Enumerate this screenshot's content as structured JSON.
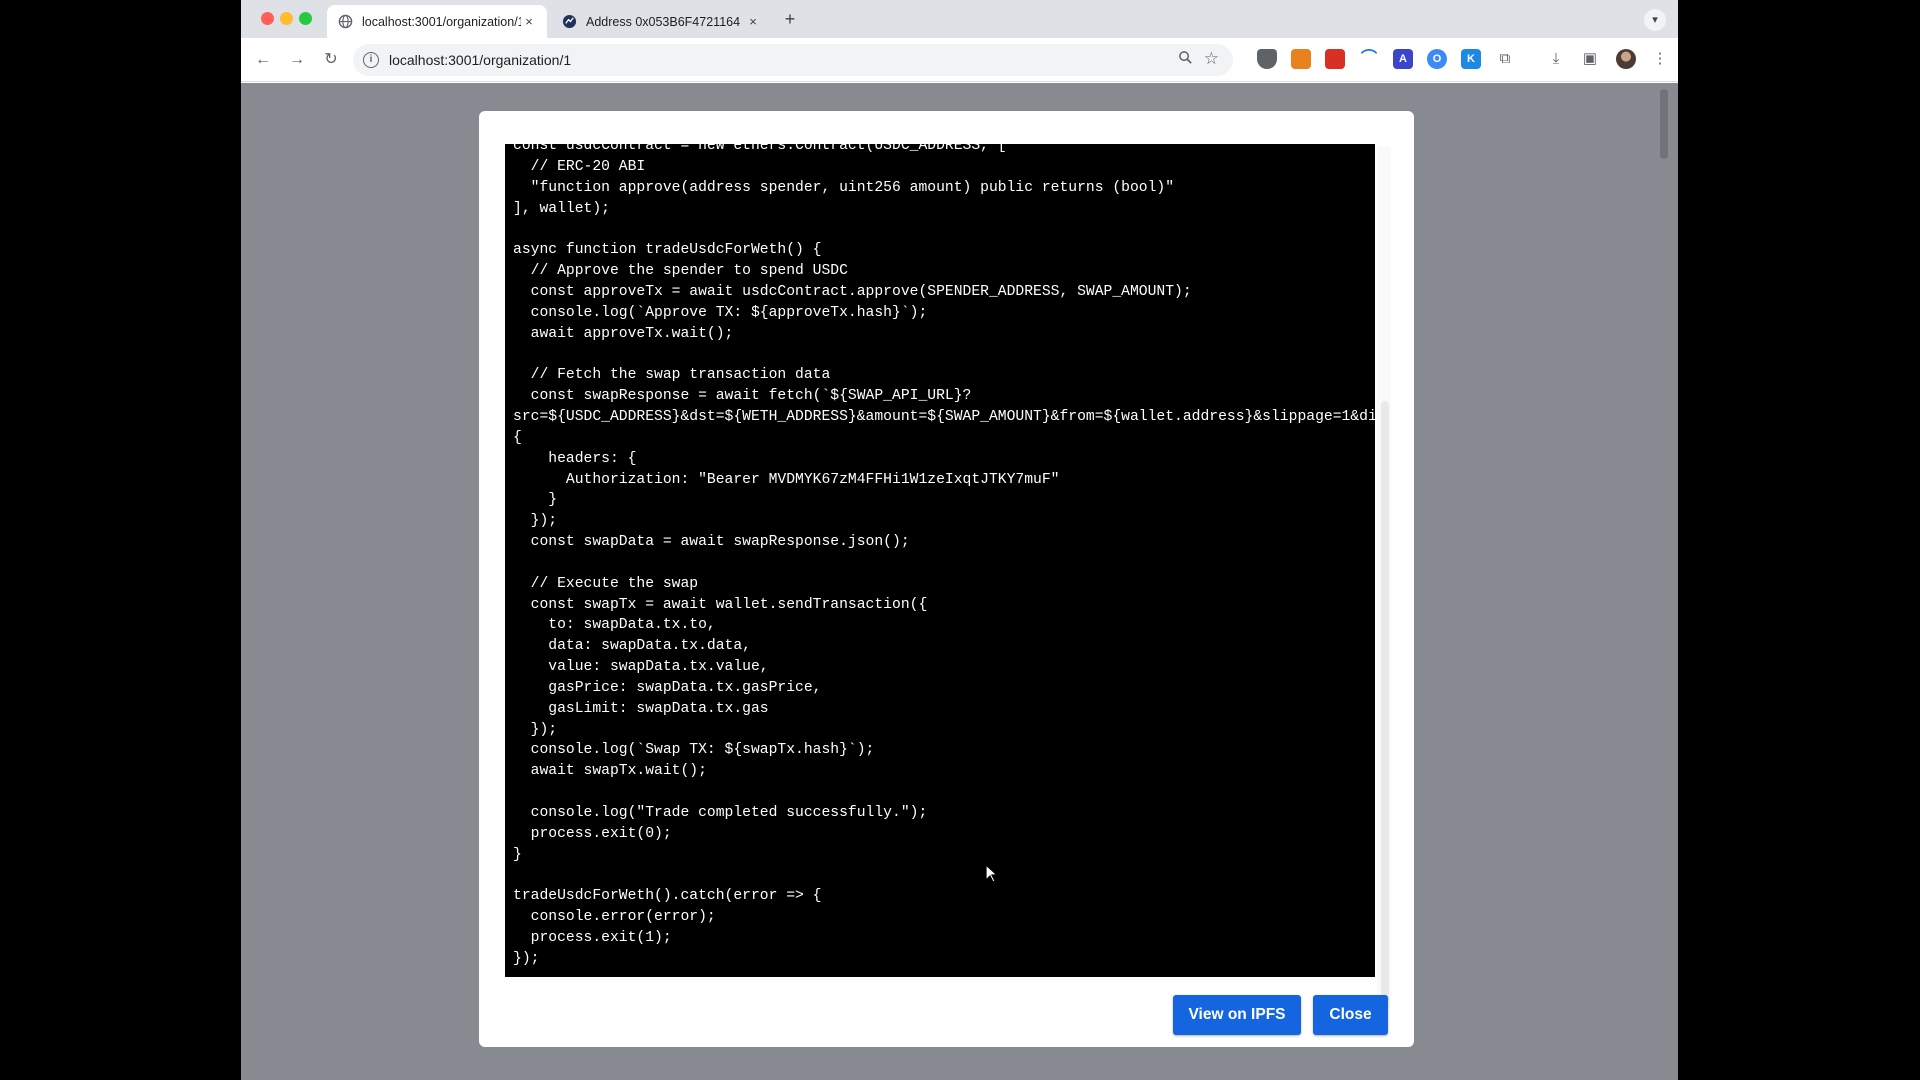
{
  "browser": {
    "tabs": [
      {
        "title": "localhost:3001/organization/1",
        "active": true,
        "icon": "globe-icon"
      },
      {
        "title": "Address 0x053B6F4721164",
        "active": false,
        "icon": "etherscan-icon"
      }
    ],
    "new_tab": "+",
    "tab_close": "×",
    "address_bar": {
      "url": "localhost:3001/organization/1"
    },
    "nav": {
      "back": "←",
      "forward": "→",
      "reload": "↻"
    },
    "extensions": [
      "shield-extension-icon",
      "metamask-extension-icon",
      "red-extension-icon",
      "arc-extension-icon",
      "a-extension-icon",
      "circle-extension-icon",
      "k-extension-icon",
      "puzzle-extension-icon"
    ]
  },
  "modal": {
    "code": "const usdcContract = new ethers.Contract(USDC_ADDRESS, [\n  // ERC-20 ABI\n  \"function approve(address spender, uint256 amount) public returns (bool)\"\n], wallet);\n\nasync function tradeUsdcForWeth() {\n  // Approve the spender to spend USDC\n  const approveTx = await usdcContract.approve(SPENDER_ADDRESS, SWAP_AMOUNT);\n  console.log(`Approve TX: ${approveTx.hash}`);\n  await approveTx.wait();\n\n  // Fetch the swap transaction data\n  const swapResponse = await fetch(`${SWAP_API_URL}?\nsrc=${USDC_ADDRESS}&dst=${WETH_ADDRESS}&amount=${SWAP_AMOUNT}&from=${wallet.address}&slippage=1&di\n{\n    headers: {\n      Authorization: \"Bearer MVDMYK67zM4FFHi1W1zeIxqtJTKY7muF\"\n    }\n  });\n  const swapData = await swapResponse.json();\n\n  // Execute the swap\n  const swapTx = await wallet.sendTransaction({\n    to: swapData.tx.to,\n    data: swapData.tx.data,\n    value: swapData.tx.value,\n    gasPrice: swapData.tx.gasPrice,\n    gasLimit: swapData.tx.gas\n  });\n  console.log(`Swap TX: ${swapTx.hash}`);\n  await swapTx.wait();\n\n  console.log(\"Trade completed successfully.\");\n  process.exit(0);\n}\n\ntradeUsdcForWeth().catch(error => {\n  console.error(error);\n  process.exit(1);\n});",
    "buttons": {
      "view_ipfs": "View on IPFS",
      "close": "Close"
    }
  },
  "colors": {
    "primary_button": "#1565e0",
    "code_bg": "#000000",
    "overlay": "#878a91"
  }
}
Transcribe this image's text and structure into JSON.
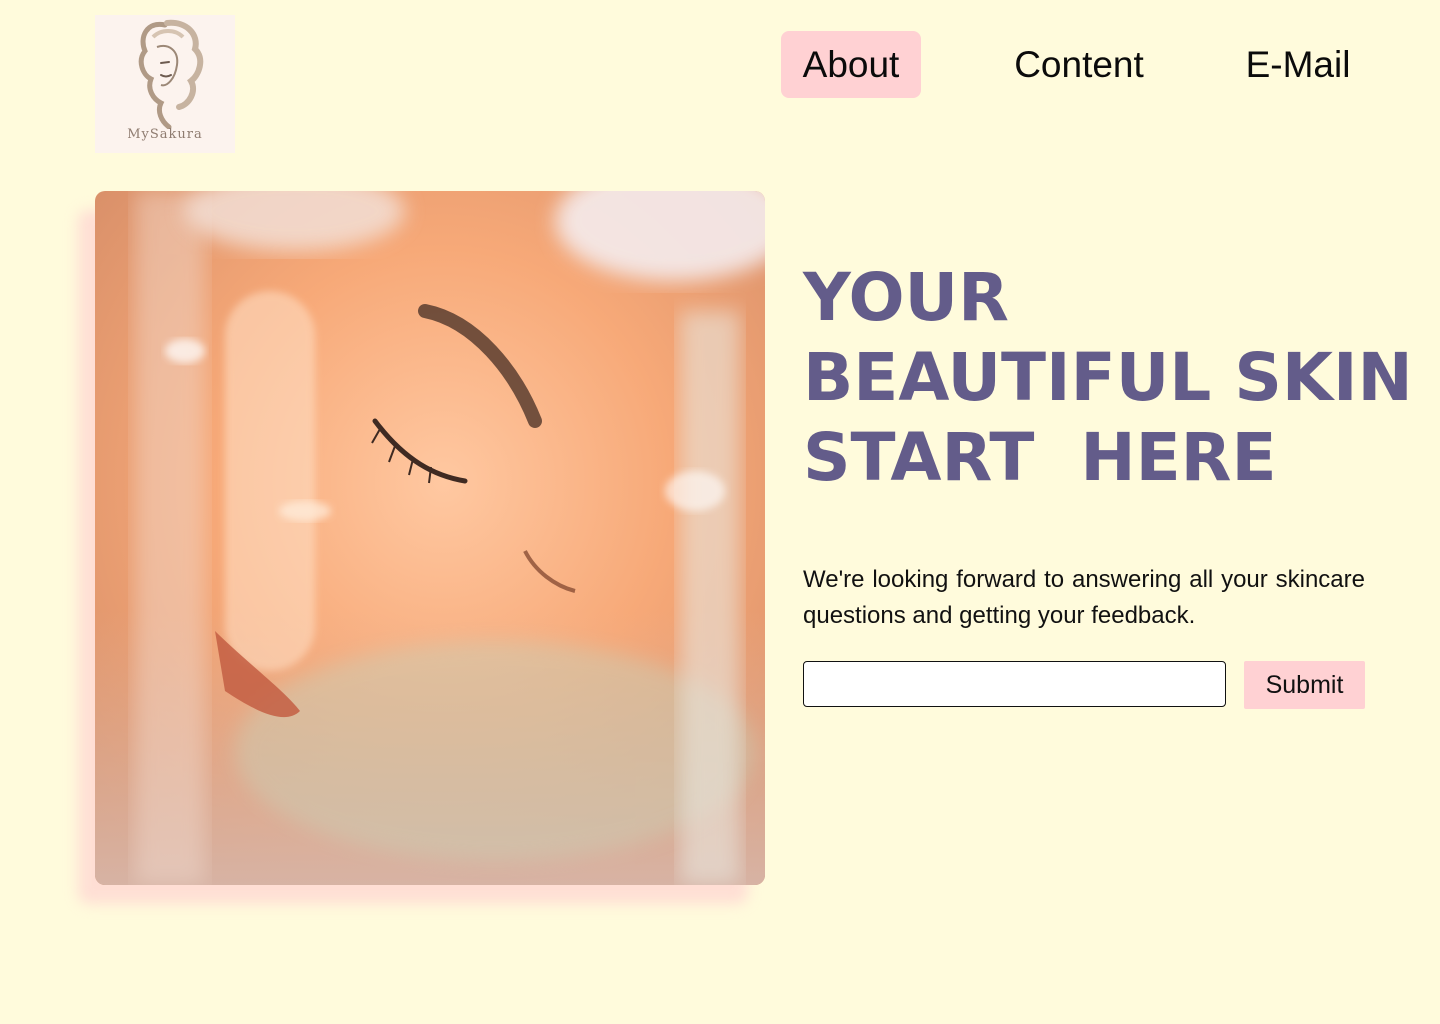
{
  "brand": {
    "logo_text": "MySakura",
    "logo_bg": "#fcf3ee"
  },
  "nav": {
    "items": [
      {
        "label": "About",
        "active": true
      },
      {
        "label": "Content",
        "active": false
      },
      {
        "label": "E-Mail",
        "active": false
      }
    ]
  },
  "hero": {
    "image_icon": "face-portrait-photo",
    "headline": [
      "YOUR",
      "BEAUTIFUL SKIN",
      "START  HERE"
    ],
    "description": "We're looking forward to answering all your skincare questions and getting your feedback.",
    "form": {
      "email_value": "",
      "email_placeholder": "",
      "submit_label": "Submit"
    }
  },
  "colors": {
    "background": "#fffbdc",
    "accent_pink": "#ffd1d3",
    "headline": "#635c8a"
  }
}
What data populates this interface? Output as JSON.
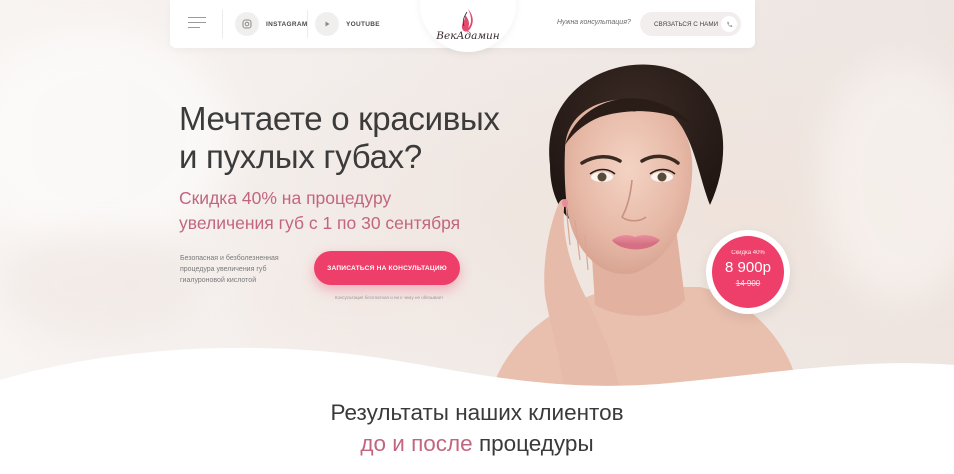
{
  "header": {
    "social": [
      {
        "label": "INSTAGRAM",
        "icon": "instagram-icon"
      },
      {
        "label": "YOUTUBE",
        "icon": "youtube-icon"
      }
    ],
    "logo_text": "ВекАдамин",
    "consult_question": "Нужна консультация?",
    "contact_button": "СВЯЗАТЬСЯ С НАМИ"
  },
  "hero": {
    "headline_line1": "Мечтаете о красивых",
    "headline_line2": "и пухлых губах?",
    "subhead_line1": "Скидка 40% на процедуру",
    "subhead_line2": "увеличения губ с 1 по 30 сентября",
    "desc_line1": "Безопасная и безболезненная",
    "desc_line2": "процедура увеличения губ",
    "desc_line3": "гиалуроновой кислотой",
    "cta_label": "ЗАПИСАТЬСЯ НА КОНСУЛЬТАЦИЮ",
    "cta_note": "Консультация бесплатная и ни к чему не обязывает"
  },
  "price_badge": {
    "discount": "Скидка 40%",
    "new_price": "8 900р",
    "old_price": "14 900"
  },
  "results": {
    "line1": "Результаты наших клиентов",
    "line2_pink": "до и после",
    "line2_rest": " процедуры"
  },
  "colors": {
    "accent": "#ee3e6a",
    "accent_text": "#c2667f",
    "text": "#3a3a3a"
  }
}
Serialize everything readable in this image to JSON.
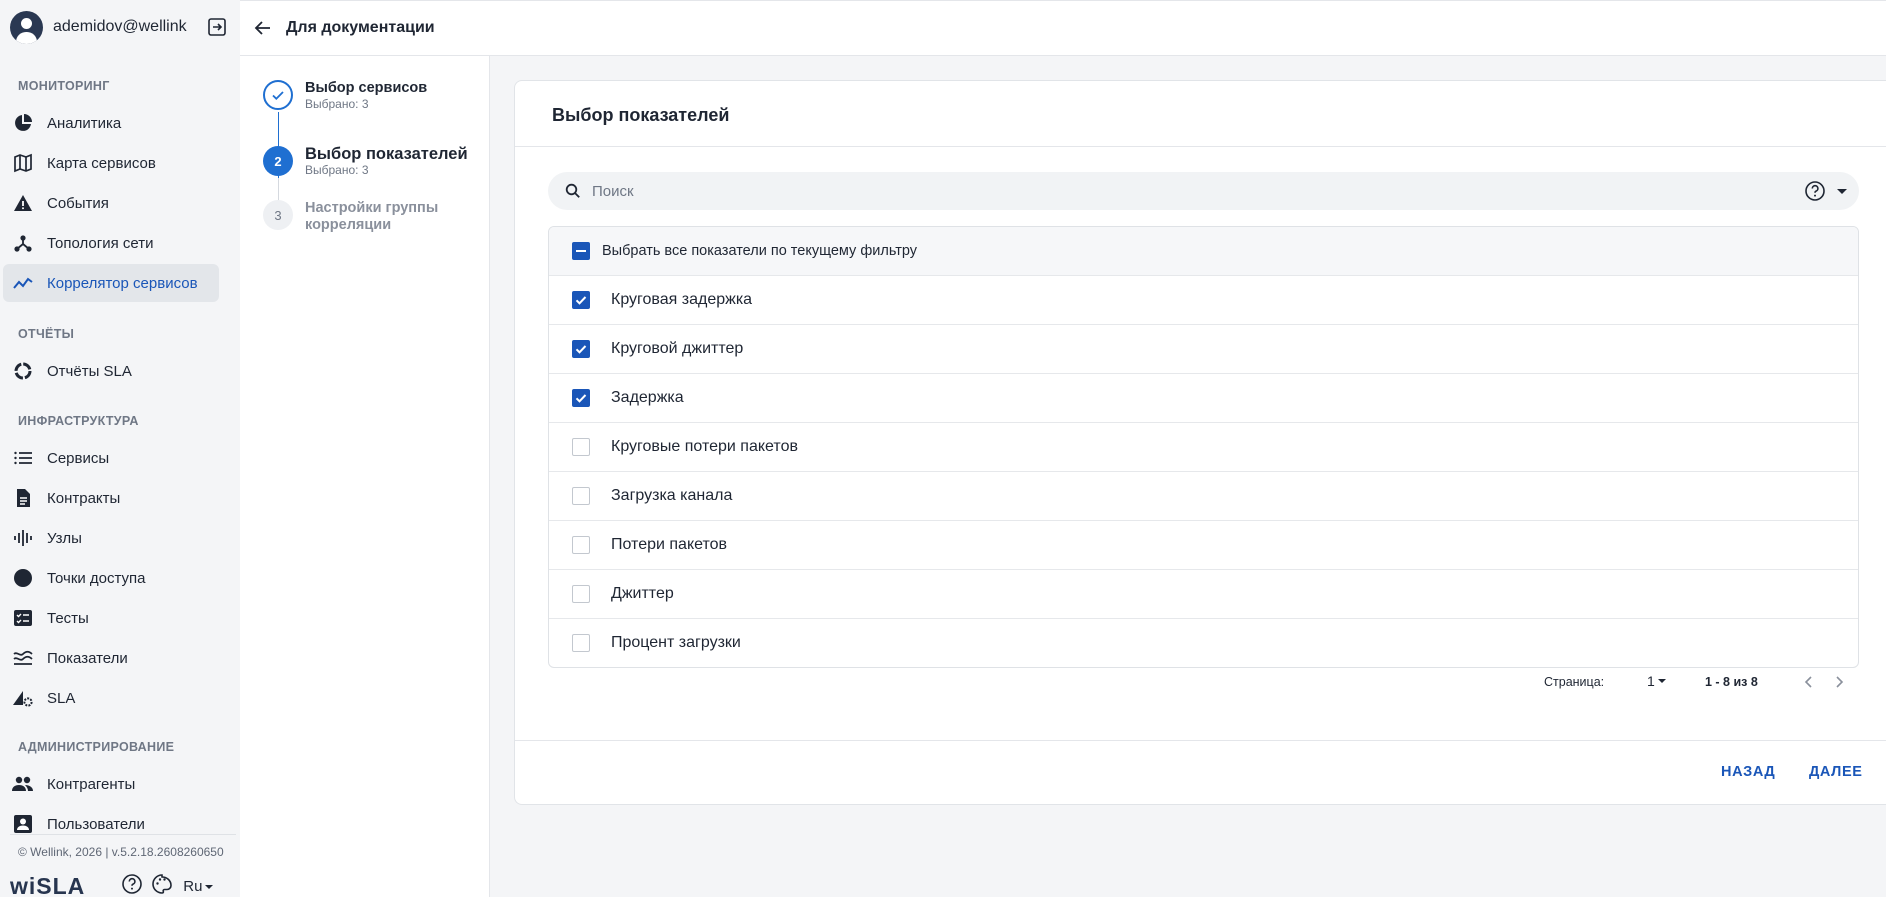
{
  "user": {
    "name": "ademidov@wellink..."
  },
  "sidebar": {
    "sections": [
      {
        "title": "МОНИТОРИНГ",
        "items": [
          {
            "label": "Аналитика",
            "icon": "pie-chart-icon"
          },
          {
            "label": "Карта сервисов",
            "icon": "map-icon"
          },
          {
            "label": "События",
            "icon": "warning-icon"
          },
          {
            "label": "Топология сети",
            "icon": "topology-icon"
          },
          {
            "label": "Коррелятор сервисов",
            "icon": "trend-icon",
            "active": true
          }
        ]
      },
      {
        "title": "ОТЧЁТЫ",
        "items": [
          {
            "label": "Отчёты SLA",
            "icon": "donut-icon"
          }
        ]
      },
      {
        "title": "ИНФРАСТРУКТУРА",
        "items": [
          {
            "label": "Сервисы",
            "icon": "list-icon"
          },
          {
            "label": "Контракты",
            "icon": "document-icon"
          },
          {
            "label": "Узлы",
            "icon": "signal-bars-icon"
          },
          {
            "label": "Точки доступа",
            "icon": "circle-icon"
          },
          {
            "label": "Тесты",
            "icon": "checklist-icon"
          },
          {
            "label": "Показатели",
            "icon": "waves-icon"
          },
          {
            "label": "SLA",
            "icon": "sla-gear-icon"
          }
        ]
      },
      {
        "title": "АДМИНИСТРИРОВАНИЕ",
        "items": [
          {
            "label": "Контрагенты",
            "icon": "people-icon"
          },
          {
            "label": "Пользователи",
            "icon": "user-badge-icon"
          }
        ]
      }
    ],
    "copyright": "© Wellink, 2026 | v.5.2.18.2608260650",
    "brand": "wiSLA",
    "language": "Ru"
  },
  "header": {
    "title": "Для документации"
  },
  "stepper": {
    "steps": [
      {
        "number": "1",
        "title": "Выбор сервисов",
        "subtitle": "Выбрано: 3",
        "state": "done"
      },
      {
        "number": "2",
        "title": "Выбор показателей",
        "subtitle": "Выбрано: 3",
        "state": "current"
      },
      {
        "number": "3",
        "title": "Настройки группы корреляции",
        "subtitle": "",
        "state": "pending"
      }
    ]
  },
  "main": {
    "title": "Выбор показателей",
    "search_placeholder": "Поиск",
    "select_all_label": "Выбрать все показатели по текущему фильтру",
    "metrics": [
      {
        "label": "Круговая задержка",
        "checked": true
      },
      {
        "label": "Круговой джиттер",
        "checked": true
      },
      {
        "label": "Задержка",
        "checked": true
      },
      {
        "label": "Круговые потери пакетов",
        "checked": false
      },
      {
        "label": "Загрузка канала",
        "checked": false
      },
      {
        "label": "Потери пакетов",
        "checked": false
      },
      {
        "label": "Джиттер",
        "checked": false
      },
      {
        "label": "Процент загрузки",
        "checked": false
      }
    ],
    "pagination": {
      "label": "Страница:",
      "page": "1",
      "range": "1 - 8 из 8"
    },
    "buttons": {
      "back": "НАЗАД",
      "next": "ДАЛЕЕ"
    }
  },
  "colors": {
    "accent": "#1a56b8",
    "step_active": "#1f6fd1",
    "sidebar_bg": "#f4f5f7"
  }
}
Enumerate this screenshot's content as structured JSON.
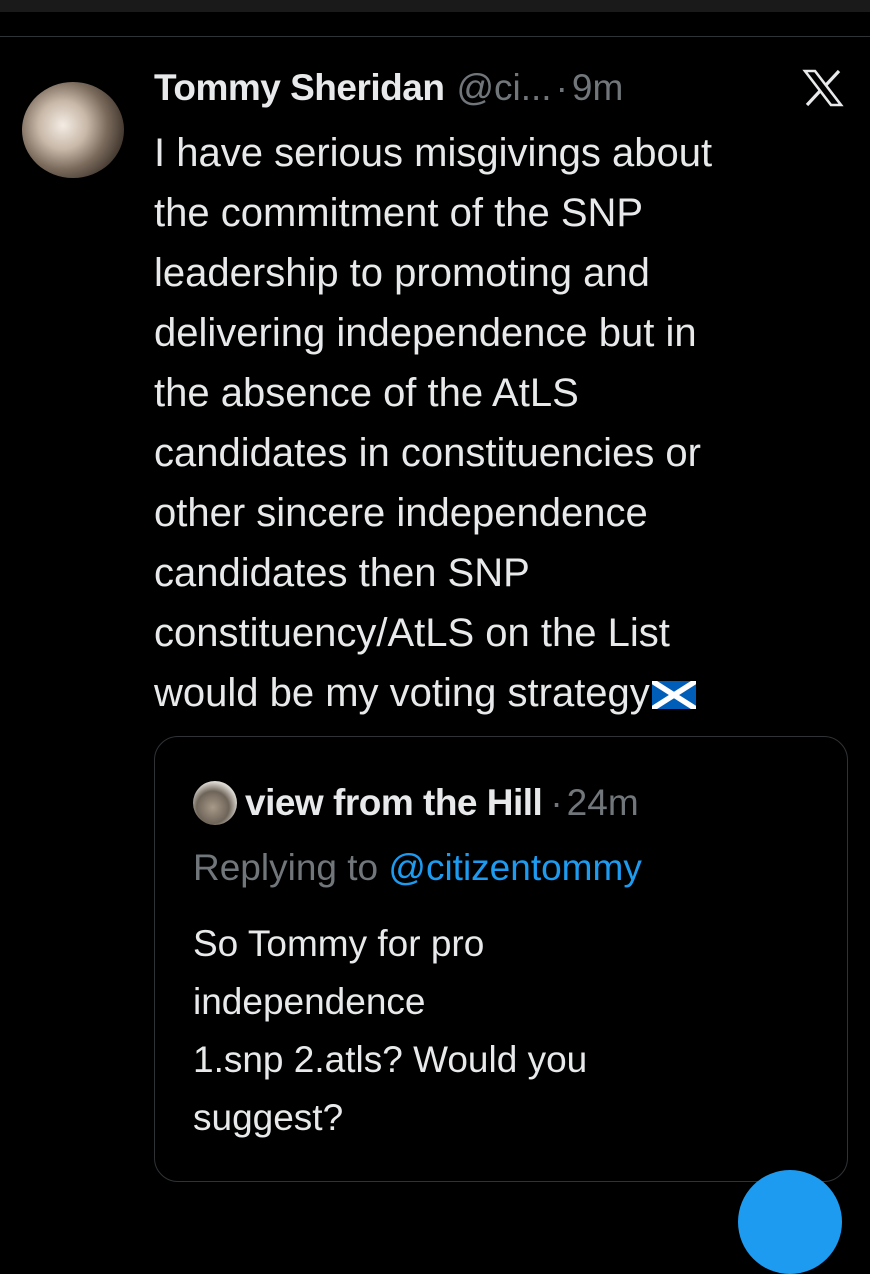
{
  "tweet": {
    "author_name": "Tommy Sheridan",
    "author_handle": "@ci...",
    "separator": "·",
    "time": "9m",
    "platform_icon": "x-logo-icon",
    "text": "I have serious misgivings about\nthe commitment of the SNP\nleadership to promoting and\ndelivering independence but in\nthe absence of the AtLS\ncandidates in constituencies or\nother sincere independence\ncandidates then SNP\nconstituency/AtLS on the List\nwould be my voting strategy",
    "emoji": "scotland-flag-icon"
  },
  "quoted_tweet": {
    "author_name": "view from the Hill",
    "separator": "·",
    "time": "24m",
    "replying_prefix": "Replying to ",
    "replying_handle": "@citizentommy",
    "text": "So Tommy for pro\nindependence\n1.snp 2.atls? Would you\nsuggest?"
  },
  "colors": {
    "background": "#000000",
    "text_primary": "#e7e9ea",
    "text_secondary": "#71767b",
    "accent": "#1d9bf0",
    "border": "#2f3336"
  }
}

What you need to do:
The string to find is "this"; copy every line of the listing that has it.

Task response:
Enumerate this screenshot's content as structured JSON.
Transcribe this image's text and structure into JSON.
What data populates this interface? Output as JSON.
Serialize everything readable in this image to JSON.
Enumerate this screenshot's content as structured JSON.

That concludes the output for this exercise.